### INSTRUCTIONS TO FOLLOW:
Copy out all the entries shown below, exactly as they appear.

Dataset rows describing interfaces
▬▬▬▬▬▬▬▬▬▬

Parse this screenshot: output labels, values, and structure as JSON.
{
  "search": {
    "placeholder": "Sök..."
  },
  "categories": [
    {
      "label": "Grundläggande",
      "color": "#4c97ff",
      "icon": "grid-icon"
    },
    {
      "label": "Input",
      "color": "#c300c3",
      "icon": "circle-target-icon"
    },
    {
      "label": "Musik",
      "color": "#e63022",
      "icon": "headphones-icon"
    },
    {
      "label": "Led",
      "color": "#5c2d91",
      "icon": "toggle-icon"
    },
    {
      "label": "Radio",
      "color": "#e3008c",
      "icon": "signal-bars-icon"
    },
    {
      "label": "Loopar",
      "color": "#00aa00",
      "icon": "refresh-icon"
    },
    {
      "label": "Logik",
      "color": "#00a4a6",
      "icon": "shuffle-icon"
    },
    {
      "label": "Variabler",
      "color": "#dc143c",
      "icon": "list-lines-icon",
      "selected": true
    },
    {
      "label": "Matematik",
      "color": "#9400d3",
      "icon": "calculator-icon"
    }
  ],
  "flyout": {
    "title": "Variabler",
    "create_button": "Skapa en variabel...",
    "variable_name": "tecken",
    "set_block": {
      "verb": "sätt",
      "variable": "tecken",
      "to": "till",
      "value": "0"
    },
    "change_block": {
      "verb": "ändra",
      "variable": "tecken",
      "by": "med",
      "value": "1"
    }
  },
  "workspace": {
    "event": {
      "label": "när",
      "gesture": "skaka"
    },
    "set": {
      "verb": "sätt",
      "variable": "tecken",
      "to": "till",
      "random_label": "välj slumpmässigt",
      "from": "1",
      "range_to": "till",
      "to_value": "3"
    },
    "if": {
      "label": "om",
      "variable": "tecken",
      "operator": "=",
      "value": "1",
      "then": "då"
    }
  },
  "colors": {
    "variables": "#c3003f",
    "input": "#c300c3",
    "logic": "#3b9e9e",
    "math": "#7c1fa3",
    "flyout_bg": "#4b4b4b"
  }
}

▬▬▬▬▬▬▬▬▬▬

### EXERCISE RESPONSE:
Parse this screenshot: output labels, values, and structure as JSON.
{
  "search": {
    "placeholder": "Sök..."
  },
  "categories": [
    {
      "label": "Grundläggande",
      "color": "#4c97ff",
      "icon": "grid-icon"
    },
    {
      "label": "Input",
      "color": "#c300c3",
      "icon": "circle-target-icon"
    },
    {
      "label": "Musik",
      "color": "#e63022",
      "icon": "headphones-icon"
    },
    {
      "label": "Led",
      "color": "#5c2d91",
      "icon": "toggle-icon"
    },
    {
      "label": "Radio",
      "color": "#e3008c",
      "icon": "signal-bars-icon"
    },
    {
      "label": "Loopar",
      "color": "#00aa00",
      "icon": "refresh-icon"
    },
    {
      "label": "Logik",
      "color": "#00a4a6",
      "icon": "shuffle-icon"
    },
    {
      "label": "Variabler",
      "color": "#dc143c",
      "icon": "list-lines-icon",
      "selected": true
    },
    {
      "label": "Matematik",
      "color": "#9400d3",
      "icon": "calculator-icon"
    }
  ],
  "flyout": {
    "title": "Variabler",
    "create_button": "Skapa en variabel...",
    "variable_name": "tecken",
    "set_block": {
      "verb": "sätt",
      "variable": "tecken",
      "to": "till",
      "value": "0"
    },
    "change_block": {
      "verb": "ändra",
      "variable": "tecken",
      "by": "med",
      "value": "1"
    }
  },
  "workspace": {
    "event": {
      "label": "när",
      "gesture": "skaka"
    },
    "set": {
      "verb": "sätt",
      "variable": "tecken",
      "to": "till",
      "random_label": "välj slumpmässigt",
      "from": "1",
      "range_to": "till",
      "to_value": "3"
    },
    "if": {
      "label": "om",
      "variable": "tecken",
      "operator": "=",
      "value": "1",
      "then": "då"
    }
  },
  "colors": {
    "variables": "#c3003f",
    "input": "#c300c3",
    "logic": "#3b9e9e",
    "math": "#7c1fa3",
    "flyout_bg": "#4b4b4b"
  }
}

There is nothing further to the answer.